** Supplied records follows **

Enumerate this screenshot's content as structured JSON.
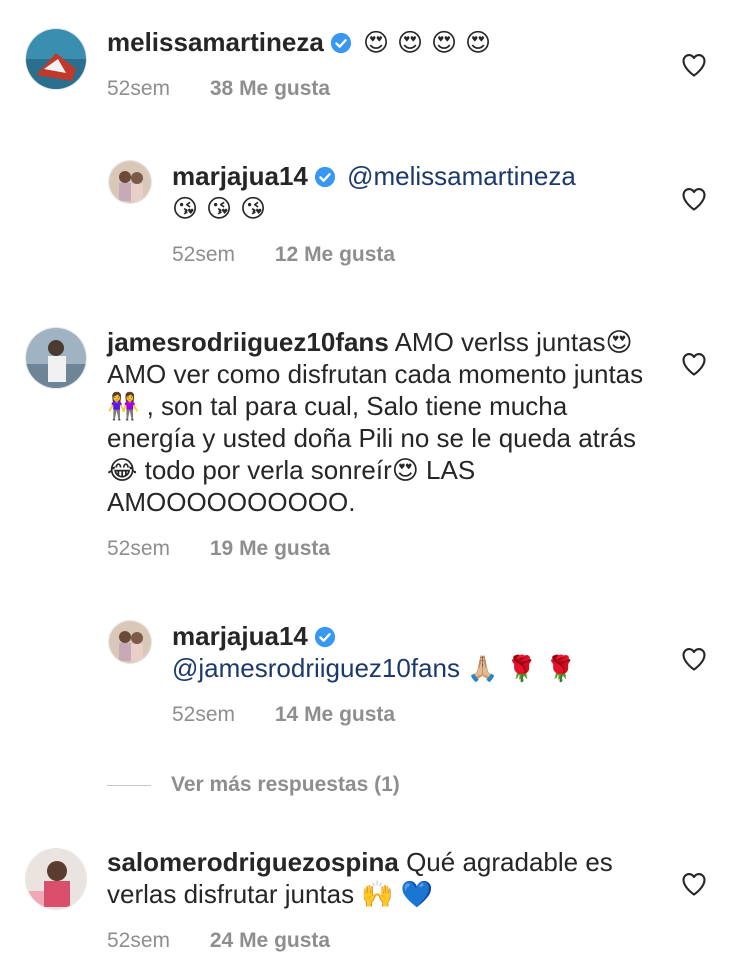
{
  "colors": {
    "text": "#262626",
    "meta": "#8e8e8e",
    "mention": "#1b3a6b",
    "verified": "#3897f0"
  },
  "comments": [
    {
      "username": "melissamartineza",
      "verified": true,
      "text": "😍 😍 😍 😍",
      "time": "52sem",
      "likes": "38 Me gusta"
    },
    {
      "username": "marjajua14",
      "verified": true,
      "mention": "@melissamartineza",
      "text": "😘 😘 😘",
      "time": "52sem",
      "likes": "12 Me gusta",
      "reply": true
    },
    {
      "username": "jamesrodriiguez10fans",
      "verified": false,
      "text": "AMO verlss juntas😍  AMO ver como disfrutan cada momento juntas👭 , son tal para cual, Salo tiene mucha energía y usted doña Pili no se le queda atrás😂  todo por verla sonreír😍  LAS AMOOOOOOOOOO.",
      "time": "52sem",
      "likes": "19 Me gusta"
    },
    {
      "username": "marjajua14",
      "verified": true,
      "mention": "@jamesrodriiguez10fans",
      "text": " 🙏🏼 🌹 🌹",
      "time": "52sem",
      "likes": "14 Me gusta",
      "reply": true
    },
    {
      "username": "salomerodriguezospina",
      "verified": false,
      "text": "Qué agradable es verlas disfrutar juntas 🙌 💙",
      "time": "52sem",
      "likes": "24 Me gusta"
    }
  ],
  "view_more_replies": "Ver más respuestas (1)",
  "icons": {
    "like": "heart-outline-icon",
    "verified": "verified-badge-icon"
  }
}
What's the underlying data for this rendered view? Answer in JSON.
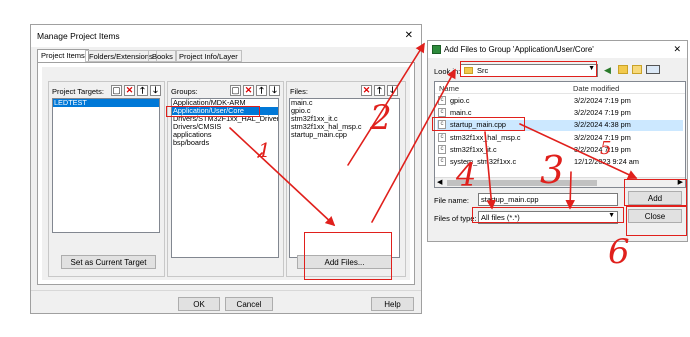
{
  "manage": {
    "title": "Manage Project Items",
    "close_glyph": "✕",
    "tabs": [
      "Project Items",
      "Folders/Extensions",
      "Books",
      "Project Info/Layer"
    ],
    "targets_label": "Project Targets:",
    "groups_label": "Groups:",
    "files_label": "Files:",
    "targets": [
      "LEDTEST"
    ],
    "groups": [
      "Application/MDK-ARM",
      "Application/User/Core",
      "Drivers/STM32F1xx_HAL_Driver",
      "Drivers/CMSIS",
      "applications",
      "bsp/boards"
    ],
    "files": [
      "main.c",
      "gpio.c",
      "stm32f1xx_it.c",
      "stm32f1xx_hal_msp.c",
      "startup_main.cpp"
    ],
    "set_current_target_label": "Set as Current Target",
    "add_files_label": "Add Files...",
    "ok_label": "OK",
    "cancel_label": "Cancel",
    "help_label": "Help"
  },
  "addfiles": {
    "title": "Add Files to Group 'Application/User/Core'",
    "close_glyph": "✕",
    "look_in_label": "Look in:",
    "look_in_value": "Src",
    "columns": {
      "name": "Name",
      "date": "Date modified"
    },
    "files": [
      {
        "name": "gpio.c",
        "date": "3/2/2024 7:19 pm"
      },
      {
        "name": "main.c",
        "date": "3/2/2024 7:19 pm"
      },
      {
        "name": "startup_main.cpp",
        "date": "3/2/2024 4:38 pm"
      },
      {
        "name": "stm32f1xx_hal_msp.c",
        "date": "3/2/2024 7:19 pm"
      },
      {
        "name": "stm32f1xx_it.c",
        "date": "3/2/2024 7:19 pm"
      },
      {
        "name": "system_stm32f1xx.c",
        "date": "12/12/2023 9:24 am"
      }
    ],
    "file_name_label": "File name:",
    "file_name_value": "startup_main.cpp",
    "files_of_type_label": "Files of type:",
    "files_of_type_value": "All files (*.*)",
    "add_label": "Add",
    "close_label": "Close"
  },
  "annotations": [
    "1",
    "2",
    "3",
    "4",
    "5",
    "6"
  ],
  "colors": {
    "selection": "#0078d7",
    "annotation": "#e0201c",
    "dialog_bg": "#f0f0f0"
  }
}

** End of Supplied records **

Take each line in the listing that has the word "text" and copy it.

    "text": "#262626",
      "text": "😍 😍 😍 😍",
      "text": "😘 😘 😘",
      "text": "AMO verlss juntas😍  AMO ver como disfrutan cada momento juntas👭 , son tal para cual, Salo tiene mucha energía y usted doña Pili no se le queda atrás😂  todo por verla sonreír😍  LAS AMOOOOOOOOOO.",
      "text": " 🙏🏼 🌹 🌹",
      "text": "Qué agradable es verlas disfrutar juntas 🙌 💙",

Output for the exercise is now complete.